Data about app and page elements
>>>

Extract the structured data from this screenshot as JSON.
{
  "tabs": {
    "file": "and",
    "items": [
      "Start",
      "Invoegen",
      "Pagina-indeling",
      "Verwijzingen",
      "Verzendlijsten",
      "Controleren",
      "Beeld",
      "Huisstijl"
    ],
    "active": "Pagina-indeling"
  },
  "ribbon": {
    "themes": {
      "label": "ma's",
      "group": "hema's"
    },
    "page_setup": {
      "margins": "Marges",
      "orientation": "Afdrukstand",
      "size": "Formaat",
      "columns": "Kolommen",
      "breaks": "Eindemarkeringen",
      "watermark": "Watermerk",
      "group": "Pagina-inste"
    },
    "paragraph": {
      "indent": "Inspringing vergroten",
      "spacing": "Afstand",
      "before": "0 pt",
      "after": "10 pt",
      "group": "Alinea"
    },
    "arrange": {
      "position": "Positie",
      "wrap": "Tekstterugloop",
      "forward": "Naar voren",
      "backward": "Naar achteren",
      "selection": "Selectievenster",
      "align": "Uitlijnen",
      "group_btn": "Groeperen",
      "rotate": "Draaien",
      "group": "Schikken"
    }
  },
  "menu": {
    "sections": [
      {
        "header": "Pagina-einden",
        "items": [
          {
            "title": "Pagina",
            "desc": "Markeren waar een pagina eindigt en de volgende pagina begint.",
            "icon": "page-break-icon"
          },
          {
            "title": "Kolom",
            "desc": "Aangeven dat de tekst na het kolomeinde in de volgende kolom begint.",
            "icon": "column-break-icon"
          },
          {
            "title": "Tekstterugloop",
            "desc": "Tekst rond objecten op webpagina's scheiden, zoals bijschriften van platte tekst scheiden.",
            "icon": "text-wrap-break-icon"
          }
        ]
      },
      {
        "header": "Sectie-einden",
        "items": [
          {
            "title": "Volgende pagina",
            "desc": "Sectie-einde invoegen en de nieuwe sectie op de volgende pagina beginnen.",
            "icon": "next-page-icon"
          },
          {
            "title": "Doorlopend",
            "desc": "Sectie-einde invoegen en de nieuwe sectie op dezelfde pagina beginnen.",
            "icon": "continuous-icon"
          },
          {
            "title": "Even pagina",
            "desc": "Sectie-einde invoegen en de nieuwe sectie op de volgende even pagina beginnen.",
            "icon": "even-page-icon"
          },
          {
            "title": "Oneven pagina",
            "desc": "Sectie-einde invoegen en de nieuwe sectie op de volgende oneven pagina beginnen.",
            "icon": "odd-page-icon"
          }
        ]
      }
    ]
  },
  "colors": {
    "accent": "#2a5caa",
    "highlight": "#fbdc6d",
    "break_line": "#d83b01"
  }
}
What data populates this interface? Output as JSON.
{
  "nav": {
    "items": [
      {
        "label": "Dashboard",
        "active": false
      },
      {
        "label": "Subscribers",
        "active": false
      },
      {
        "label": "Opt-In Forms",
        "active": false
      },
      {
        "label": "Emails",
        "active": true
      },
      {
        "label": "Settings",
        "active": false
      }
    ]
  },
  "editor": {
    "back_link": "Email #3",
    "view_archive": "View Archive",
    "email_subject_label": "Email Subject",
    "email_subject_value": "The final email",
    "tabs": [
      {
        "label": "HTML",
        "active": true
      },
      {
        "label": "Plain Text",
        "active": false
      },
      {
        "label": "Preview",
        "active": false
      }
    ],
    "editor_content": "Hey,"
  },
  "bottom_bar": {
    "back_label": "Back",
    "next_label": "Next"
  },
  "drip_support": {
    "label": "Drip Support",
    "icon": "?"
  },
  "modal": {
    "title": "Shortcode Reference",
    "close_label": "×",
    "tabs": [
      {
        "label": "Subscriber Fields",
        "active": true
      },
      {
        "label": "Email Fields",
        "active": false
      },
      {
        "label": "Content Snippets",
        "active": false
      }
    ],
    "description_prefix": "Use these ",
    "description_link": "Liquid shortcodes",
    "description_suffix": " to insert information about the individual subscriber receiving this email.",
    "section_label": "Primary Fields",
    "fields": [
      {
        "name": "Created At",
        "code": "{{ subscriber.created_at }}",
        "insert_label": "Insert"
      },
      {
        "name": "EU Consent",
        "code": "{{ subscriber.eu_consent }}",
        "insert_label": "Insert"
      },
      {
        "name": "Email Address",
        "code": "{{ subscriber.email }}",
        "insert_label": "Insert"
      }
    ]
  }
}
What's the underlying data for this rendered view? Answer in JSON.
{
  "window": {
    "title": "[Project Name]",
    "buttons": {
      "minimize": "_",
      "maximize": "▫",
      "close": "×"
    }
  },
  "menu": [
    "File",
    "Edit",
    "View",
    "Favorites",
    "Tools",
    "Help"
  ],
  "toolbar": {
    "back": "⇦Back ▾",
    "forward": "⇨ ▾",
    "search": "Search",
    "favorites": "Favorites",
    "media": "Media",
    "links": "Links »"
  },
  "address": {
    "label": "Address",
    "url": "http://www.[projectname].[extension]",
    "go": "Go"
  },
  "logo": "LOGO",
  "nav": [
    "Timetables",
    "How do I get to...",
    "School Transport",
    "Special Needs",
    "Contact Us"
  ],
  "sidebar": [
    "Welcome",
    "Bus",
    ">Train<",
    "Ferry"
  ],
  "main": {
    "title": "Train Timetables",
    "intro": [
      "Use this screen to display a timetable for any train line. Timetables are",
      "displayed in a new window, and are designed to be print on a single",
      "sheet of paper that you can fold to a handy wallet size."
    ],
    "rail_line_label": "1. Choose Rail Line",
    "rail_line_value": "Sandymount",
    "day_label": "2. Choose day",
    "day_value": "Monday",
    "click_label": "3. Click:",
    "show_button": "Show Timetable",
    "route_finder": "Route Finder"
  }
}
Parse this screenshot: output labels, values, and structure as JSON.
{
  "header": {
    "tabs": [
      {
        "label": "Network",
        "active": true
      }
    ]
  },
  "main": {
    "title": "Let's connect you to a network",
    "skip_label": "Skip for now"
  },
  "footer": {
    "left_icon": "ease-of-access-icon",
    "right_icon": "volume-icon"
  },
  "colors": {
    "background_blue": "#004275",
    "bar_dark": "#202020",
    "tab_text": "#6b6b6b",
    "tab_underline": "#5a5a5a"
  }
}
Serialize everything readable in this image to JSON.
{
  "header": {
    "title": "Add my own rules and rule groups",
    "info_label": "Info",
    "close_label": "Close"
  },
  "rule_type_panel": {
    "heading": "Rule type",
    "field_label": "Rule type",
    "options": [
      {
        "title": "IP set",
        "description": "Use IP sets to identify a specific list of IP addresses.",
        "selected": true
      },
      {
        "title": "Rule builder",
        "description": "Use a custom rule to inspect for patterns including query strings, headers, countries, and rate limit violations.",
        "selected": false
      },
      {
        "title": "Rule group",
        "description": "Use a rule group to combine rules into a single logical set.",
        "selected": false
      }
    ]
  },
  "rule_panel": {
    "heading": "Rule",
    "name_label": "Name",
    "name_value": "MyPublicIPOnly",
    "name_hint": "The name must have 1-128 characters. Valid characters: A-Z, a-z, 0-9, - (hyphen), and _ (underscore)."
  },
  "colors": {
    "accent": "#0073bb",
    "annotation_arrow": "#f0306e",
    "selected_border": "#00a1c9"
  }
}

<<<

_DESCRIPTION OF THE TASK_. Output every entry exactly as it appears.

_WRITTEN ANSWER_.
Extract the structured data from this screenshot as JSON.
{
  "tabs": {
    "file": "and",
    "items": [
      "Start",
      "Invoegen",
      "Pagina-indeling",
      "Verwijzingen",
      "Verzendlijsten",
      "Controleren",
      "Beeld",
      "Huisstijl"
    ],
    "active": "Pagina-indeling"
  },
  "ribbon": {
    "themes": {
      "label": "ma's",
      "group": "hema's"
    },
    "page_setup": {
      "margins": "Marges",
      "orientation": "Afdrukstand",
      "size": "Formaat",
      "columns": "Kolommen",
      "breaks": "Eindemarkeringen",
      "watermark": "Watermerk",
      "group": "Pagina-inste"
    },
    "paragraph": {
      "indent": "Inspringing vergroten",
      "spacing": "Afstand",
      "before": "0 pt",
      "after": "10 pt",
      "group": "Alinea"
    },
    "arrange": {
      "position": "Positie",
      "wrap": "Tekstterugloop",
      "forward": "Naar voren",
      "backward": "Naar achteren",
      "selection": "Selectievenster",
      "align": "Uitlijnen",
      "group_btn": "Groeperen",
      "rotate": "Draaien",
      "group": "Schikken"
    }
  },
  "menu": {
    "sections": [
      {
        "header": "Pagina-einden",
        "items": [
          {
            "title": "Pagina",
            "desc": "Markeren waar een pagina eindigt en de volgende pagina begint.",
            "icon": "page-break-icon"
          },
          {
            "title": "Kolom",
            "desc": "Aangeven dat de tekst na het kolomeinde in de volgende kolom begint.",
            "icon": "column-break-icon"
          },
          {
            "title": "Tekstterugloop",
            "desc": "Tekst rond objecten op webpagina's scheiden, zoals bijschriften van platte tekst scheiden.",
            "icon": "text-wrap-break-icon"
          }
        ]
      },
      {
        "header": "Sectie-einden",
        "items": [
          {
            "title": "Volgende pagina",
            "desc": "Sectie-einde invoegen en de nieuwe sectie op de volgende pagina beginnen.",
            "icon": "next-page-icon"
          },
          {
            "title": "Doorlopend",
            "desc": "Sectie-einde invoegen en de nieuwe sectie op dezelfde pagina beginnen.",
            "icon": "continuous-icon"
          },
          {
            "title": "Even pagina",
            "desc": "Sectie-einde invoegen en de nieuwe sectie op de volgende even pagina beginnen.",
            "icon": "even-page-icon"
          },
          {
            "title": "Oneven pagina",
            "desc": "Sectie-einde invoegen en de nieuwe sectie op de volgende oneven pagina beginnen.",
            "icon": "odd-page-icon"
          }
        ]
      }
    ]
  },
  "colors": {
    "accent": "#2a5caa",
    "highlight": "#fbdc6d",
    "break_line": "#d83b01"
  }
}
What data populates this interface? Output as JSON.
{
  "nav": {
    "items": [
      {
        "label": "Dashboard",
        "active": false
      },
      {
        "label": "Subscribers",
        "active": false
      },
      {
        "label": "Opt-In Forms",
        "active": false
      },
      {
        "label": "Emails",
        "active": true
      },
      {
        "label": "Settings",
        "active": false
      }
    ]
  },
  "editor": {
    "back_link": "Email #3",
    "view_archive": "View Archive",
    "email_subject_label": "Email Subject",
    "email_subject_value": "The final email",
    "tabs": [
      {
        "label": "HTML",
        "active": true
      },
      {
        "label": "Plain Text",
        "active": false
      },
      {
        "label": "Preview",
        "active": false
      }
    ],
    "editor_content": "Hey,"
  },
  "bottom_bar": {
    "back_label": "Back",
    "next_label": "Next"
  },
  "drip_support": {
    "label": "Drip Support",
    "icon": "?"
  },
  "modal": {
    "title": "Shortcode Reference",
    "close_label": "×",
    "tabs": [
      {
        "label": "Subscriber Fields",
        "active": true
      },
      {
        "label": "Email Fields",
        "active": false
      },
      {
        "label": "Content Snippets",
        "active": false
      }
    ],
    "description_prefix": "Use these ",
    "description_link": "Liquid shortcodes",
    "description_suffix": " to insert information about the individual subscriber receiving this email.",
    "section_label": "Primary Fields",
    "fields": [
      {
        "name": "Created At",
        "code": "{{ subscriber.created_at }}",
        "insert_label": "Insert"
      },
      {
        "name": "EU Consent",
        "code": "{{ subscriber.eu_consent }}",
        "insert_label": "Insert"
      },
      {
        "name": "Email Address",
        "code": "{{ subscriber.email }}",
        "insert_label": "Insert"
      }
    ]
  }
}
What's the underlying data for this rendered view? Answer in JSON.
{
  "window": {
    "title": "[Project Name]",
    "buttons": {
      "minimize": "_",
      "maximize": "▫",
      "close": "×"
    }
  },
  "menu": [
    "File",
    "Edit",
    "View",
    "Favorites",
    "Tools",
    "Help"
  ],
  "toolbar": {
    "back": "⇦Back ▾",
    "forward": "⇨ ▾",
    "search": "Search",
    "favorites": "Favorites",
    "media": "Media",
    "links": "Links »"
  },
  "address": {
    "label": "Address",
    "url": "http://www.[projectname].[extension]",
    "go": "Go"
  },
  "logo": "LOGO",
  "nav": [
    "Timetables",
    "How do I get to...",
    "School Transport",
    "Special Needs",
    "Contact Us"
  ],
  "sidebar": [
    "Welcome",
    "Bus",
    ">Train<",
    "Ferry"
  ],
  "main": {
    "title": "Train Timetables",
    "intro": [
      "Use this screen to display a timetable for any train line. Timetables are",
      "displayed in a new window, and are designed to be print on a single",
      "sheet of paper that you can fold to a handy wallet size."
    ],
    "rail_line_label": "1. Choose Rail Line",
    "rail_line_value": "Sandymount",
    "day_label": "2. Choose day",
    "day_value": "Monday",
    "click_label": "3. Click:",
    "show_button": "Show Timetable",
    "route_finder": "Route Finder"
  }
}
Parse this screenshot: output labels, values, and structure as JSON.
{
  "header": {
    "tabs": [
      {
        "label": "Network",
        "active": true
      }
    ]
  },
  "main": {
    "title": "Let's connect you to a network",
    "skip_label": "Skip for now"
  },
  "footer": {
    "left_icon": "ease-of-access-icon",
    "right_icon": "volume-icon"
  },
  "colors": {
    "background_blue": "#004275",
    "bar_dark": "#202020",
    "tab_text": "#6b6b6b",
    "tab_underline": "#5a5a5a"
  }
}
Serialize everything readable in this image to JSON.
{
  "header": {
    "title": "Add my own rules and rule groups",
    "info_label": "Info",
    "close_label": "Close"
  },
  "rule_type_panel": {
    "heading": "Rule type",
    "field_label": "Rule type",
    "options": [
      {
        "title": "IP set",
        "description": "Use IP sets to identify a specific list of IP addresses.",
        "selected": true
      },
      {
        "title": "Rule builder",
        "description": "Use a custom rule to inspect for patterns including query strings, headers, countries, and rate limit violations.",
        "selected": false
      },
      {
        "title": "Rule group",
        "description": "Use a rule group to combine rules into a single logical set.",
        "selected": false
      }
    ]
  },
  "rule_panel": {
    "heading": "Rule",
    "name_label": "Name",
    "name_value": "MyPublicIPOnly",
    "name_hint": "The name must have 1-128 characters. Valid characters: A-Z, a-z, 0-9, - (hyphen), and _ (underscore)."
  },
  "colors": {
    "accent": "#0073bb",
    "annotation_arrow": "#f0306e",
    "selected_border": "#00a1c9"
  }
}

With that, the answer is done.